AIM OF THE TASK ->
Check each line of the records for "this"; collect those that have it.

PROVIDED DATA ->
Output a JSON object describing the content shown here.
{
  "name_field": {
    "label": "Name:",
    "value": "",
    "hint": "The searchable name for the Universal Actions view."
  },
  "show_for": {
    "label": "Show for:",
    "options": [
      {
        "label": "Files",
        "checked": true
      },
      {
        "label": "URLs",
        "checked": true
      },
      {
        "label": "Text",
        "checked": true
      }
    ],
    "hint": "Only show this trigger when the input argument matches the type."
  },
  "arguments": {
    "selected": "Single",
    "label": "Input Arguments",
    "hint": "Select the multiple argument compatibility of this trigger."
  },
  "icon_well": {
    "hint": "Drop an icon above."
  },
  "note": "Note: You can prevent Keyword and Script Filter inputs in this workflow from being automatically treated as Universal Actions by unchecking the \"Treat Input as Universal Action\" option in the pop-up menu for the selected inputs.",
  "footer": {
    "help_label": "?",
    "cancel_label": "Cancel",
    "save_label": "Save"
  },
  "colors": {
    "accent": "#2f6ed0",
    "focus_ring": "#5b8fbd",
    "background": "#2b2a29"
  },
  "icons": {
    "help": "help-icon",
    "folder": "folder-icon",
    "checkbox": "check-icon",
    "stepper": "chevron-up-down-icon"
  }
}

OUTPUT OF THE EXERCISE ->
    "hint": "Only show this trigger when the input argument matches the type."
    "hint": "Select the multiple argument compatibility of this trigger."
  "note": "Note: You can prevent Keyword and Script Filter inputs in this workflow from being automatically treated as Universal Actions by unchecking the \"Treat Input as Universal Action\" option in the pop-up menu for the selected inputs.",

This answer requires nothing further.